Aim of the exercise
Among the lines below, tally those that contain "title" and respond with the total only.
== Working data
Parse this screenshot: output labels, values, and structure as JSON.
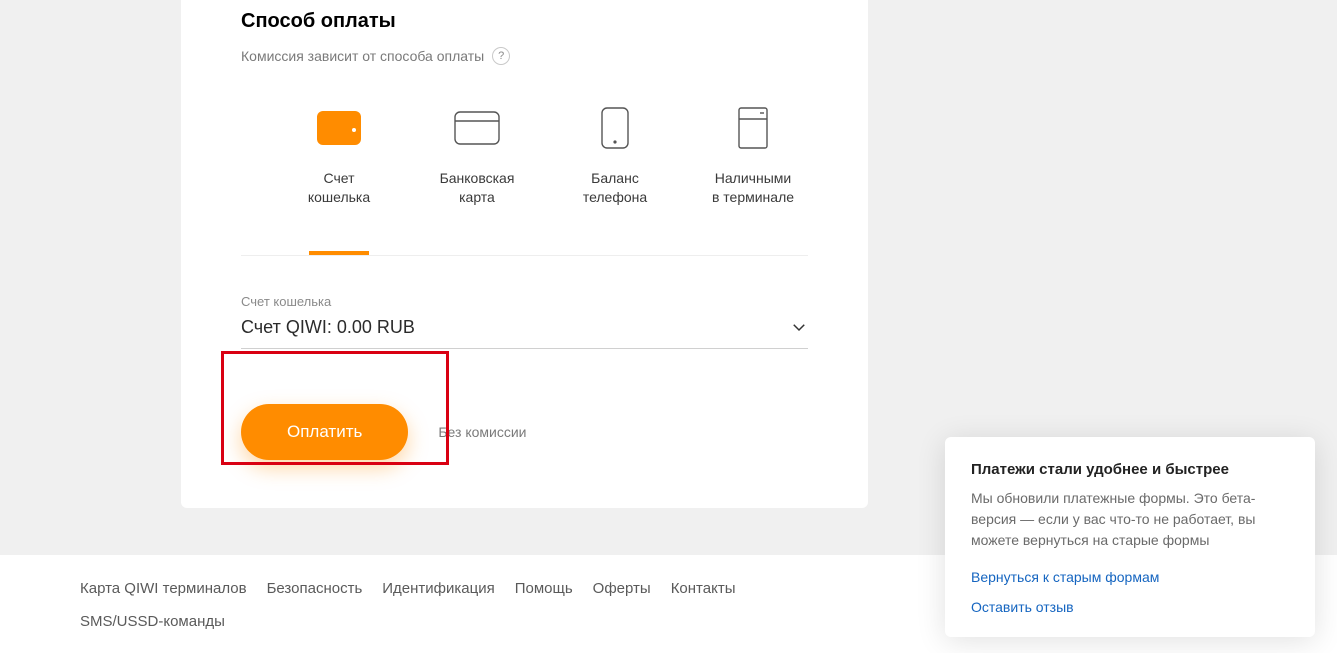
{
  "payment": {
    "title": "Способ оплаты",
    "fee_hint": "Комиссия зависит от способа оплаты",
    "help_symbol": "?",
    "methods": [
      {
        "id": "wallet",
        "label": "Счет\nкошелька",
        "active": true
      },
      {
        "id": "card",
        "label": "Банковская\nкарта",
        "active": false
      },
      {
        "id": "phone",
        "label": "Баланс\nтелефона",
        "active": false
      },
      {
        "id": "terminal",
        "label": "Наличными\nв терминале",
        "active": false
      }
    ],
    "account_field": {
      "label": "Счет кошелька",
      "value": "Счет QIWI: 0.00 RUB"
    },
    "pay_button": "Оплатить",
    "fee_note": "Без комиссии"
  },
  "footer_links": [
    "Карта QIWI терминалов",
    "Безопасность",
    "Идентификация",
    "Помощь",
    "Оферты",
    "Контакты",
    "SMS/USSD-команды"
  ],
  "popup": {
    "title": "Платежи стали удобнее и быстрее",
    "text": "Мы обновили платежные формы.\nЭто бета-версия — если у вас что-то не работает, вы можете вернуться на старые формы",
    "link_back": "Вернуться к старым формам",
    "link_feedback": "Оставить отзыв"
  }
}
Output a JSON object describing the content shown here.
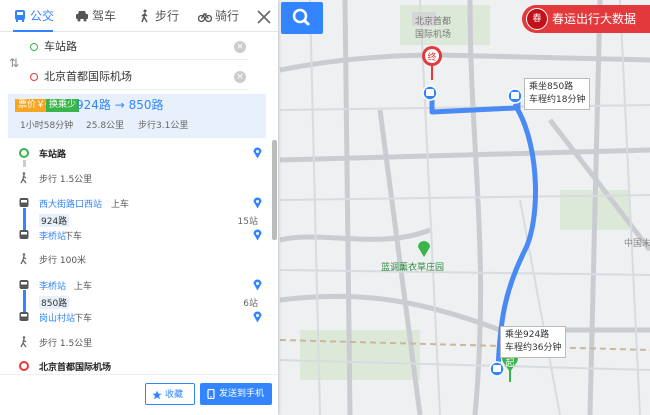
{
  "modes": [
    {
      "label": "公交",
      "icon": "bus-icon"
    },
    {
      "label": "驾车",
      "icon": "car-icon"
    },
    {
      "label": "步行",
      "icon": "walk-icon"
    },
    {
      "label": "骑行",
      "icon": "bike-icon"
    }
  ],
  "route_input": {
    "start": "车站路",
    "end": "北京首都国际机场"
  },
  "route_summary": {
    "tag_cheap": "票价￥6",
    "tag_long": "换乘少",
    "lines": "924路 → 850路",
    "duration": "1小时58分钟",
    "distance": "25.8公里",
    "walk": "步行3.1公里"
  },
  "steps": {
    "start_name": "车站路",
    "walk1": "步行  1.5公里",
    "board1_station": "西大街路口西站",
    "board1_action": "上车",
    "line1": "924路",
    "line1_stops": "15站",
    "alight1_station": "李桥站",
    "alight1_action": "下车",
    "walk2": "步行  100米",
    "board2_station": "李桥站",
    "board2_action": "上车",
    "line2": "850路",
    "line2_stops": "6站",
    "alight2_station": "岗山村站",
    "alight2_action": "下车",
    "walk3": "步行  1.5公里",
    "end_name": "北京首都国际机场"
  },
  "footer": {
    "favorite": "收藏",
    "send": "发送到手机"
  },
  "map": {
    "banner": "春运出行大数据",
    "banner_knot": "春",
    "callout_850_l1": "乘坐850路",
    "callout_850_l2": "车程约18分钟",
    "callout_924_l1": "乘坐924路",
    "callout_924_l2": "车程约36分钟",
    "poi_lavender": "蓝调薰衣草庄园",
    "poi_airport_l1": "北京首都",
    "poi_airport_l2": "国际机场",
    "label_china": "中国末",
    "end_marker": "终",
    "start_marker": "起"
  },
  "colors": {
    "accent": "#3385ff",
    "route": "#4a8af4",
    "start_green": "#3ab54a",
    "end_red": "#e4393c"
  }
}
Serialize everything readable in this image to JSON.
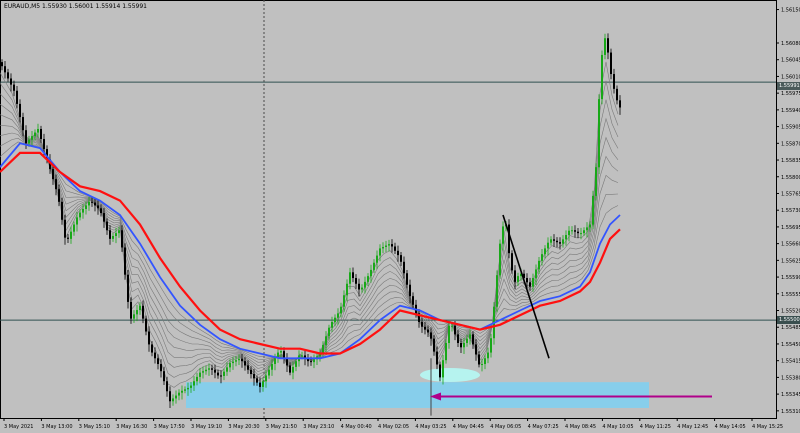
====
Exercise output
2